**Brief:** Below are records; copy every line among them that contains the word "modified".

**Stored data:**
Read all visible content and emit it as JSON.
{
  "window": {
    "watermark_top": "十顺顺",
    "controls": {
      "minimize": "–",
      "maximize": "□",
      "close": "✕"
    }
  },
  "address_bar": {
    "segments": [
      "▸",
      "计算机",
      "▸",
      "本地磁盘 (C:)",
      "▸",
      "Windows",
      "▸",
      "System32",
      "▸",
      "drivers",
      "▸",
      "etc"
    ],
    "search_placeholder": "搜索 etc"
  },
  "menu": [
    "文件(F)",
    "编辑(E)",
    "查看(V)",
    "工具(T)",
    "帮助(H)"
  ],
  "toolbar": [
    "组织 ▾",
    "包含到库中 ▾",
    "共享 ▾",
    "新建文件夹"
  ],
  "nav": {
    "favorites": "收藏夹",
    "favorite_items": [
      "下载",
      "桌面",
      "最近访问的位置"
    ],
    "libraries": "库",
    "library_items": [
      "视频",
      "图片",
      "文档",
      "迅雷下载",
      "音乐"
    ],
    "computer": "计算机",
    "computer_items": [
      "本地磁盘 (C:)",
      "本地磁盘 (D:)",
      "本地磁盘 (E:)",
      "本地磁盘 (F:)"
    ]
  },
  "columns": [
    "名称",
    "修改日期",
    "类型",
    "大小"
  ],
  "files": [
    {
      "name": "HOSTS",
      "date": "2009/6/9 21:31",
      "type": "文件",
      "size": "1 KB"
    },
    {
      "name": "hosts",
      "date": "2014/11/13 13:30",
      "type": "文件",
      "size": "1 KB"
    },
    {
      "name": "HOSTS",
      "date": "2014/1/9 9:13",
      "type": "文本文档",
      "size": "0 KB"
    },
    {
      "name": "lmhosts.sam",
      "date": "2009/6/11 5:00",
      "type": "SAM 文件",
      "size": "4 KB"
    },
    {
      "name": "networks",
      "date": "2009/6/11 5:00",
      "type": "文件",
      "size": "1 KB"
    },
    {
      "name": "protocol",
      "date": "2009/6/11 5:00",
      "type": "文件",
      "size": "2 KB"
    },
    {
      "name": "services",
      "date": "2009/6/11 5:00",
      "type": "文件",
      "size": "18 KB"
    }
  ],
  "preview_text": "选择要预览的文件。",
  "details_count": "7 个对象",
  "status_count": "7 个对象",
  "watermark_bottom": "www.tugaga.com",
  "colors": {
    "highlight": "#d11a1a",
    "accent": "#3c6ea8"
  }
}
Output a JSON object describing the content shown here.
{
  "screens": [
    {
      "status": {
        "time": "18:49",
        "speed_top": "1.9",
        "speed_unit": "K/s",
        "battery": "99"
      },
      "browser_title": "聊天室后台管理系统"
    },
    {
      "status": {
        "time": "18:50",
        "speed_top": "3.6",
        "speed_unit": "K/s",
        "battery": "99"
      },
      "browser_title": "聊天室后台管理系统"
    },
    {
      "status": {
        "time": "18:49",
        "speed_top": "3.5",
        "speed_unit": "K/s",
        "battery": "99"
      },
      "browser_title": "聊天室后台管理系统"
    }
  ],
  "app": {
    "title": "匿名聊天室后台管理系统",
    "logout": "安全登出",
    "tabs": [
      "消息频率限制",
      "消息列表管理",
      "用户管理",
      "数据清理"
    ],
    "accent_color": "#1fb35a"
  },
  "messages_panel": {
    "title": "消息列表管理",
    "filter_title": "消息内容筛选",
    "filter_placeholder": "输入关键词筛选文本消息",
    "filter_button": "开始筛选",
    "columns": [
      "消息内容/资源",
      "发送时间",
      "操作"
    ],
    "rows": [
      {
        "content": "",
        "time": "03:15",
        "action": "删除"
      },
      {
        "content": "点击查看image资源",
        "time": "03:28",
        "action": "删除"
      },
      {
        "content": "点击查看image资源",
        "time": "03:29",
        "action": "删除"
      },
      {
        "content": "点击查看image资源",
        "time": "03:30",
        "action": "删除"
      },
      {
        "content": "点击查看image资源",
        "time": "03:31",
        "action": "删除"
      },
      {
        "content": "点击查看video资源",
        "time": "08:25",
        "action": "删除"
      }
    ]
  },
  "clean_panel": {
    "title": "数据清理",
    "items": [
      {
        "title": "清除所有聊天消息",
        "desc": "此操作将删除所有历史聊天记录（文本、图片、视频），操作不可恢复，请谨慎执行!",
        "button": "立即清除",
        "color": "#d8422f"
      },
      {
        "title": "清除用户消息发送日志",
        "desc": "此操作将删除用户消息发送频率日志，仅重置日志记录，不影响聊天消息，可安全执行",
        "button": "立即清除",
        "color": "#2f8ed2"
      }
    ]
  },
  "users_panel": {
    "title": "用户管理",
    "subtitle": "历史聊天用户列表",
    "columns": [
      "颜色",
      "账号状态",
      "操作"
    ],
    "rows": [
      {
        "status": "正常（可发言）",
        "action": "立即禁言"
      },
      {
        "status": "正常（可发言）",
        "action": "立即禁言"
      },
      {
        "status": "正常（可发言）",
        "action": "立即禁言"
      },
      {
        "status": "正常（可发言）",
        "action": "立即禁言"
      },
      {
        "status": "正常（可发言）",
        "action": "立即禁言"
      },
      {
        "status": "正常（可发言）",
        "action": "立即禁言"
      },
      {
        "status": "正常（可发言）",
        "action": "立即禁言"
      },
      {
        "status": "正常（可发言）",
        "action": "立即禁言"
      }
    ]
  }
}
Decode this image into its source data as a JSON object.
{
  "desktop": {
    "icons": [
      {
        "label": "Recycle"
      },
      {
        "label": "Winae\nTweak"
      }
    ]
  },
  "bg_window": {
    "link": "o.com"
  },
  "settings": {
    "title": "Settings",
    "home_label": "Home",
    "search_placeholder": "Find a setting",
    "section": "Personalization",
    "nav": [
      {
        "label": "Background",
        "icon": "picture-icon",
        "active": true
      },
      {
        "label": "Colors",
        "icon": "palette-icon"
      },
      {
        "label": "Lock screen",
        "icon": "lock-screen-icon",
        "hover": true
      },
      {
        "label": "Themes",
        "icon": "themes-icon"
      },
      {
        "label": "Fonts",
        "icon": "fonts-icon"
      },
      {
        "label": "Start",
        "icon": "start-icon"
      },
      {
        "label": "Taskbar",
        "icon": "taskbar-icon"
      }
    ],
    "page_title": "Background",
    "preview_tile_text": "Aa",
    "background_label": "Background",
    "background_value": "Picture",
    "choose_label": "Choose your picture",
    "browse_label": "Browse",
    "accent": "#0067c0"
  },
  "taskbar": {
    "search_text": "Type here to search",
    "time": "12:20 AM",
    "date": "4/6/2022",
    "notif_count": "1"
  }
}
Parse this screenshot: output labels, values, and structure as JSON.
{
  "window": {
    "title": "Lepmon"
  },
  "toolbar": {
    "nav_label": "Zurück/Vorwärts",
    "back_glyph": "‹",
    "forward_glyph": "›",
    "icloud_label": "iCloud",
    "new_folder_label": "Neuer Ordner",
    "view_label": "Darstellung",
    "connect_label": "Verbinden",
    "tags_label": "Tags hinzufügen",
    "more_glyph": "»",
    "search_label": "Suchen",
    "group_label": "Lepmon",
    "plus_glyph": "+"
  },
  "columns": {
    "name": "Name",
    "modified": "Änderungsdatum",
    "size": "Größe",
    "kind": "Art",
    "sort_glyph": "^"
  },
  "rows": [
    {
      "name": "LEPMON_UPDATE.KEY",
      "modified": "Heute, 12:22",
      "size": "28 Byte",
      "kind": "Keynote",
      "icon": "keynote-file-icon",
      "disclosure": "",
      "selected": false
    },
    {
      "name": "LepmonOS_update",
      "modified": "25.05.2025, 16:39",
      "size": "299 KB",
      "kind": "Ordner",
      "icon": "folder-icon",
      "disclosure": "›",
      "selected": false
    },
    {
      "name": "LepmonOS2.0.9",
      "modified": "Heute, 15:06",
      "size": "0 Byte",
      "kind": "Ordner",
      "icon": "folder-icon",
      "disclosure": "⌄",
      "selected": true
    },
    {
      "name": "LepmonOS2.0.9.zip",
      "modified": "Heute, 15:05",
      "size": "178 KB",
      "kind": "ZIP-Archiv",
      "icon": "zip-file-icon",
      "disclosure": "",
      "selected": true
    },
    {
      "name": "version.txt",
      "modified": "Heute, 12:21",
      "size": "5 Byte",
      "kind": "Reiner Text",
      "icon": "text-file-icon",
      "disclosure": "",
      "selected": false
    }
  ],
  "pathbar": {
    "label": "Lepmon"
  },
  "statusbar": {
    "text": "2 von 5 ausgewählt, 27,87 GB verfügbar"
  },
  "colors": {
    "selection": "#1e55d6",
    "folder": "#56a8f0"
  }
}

**Task response:**
    "modified": "Änderungsdatum",
      "modified": "Heute, 12:22",
      "modified": "25.05.2025, 16:39",
      "modified": "Heute, 15:06",
      "modified": "Heute, 15:05",
      "modified": "Heute, 12:21",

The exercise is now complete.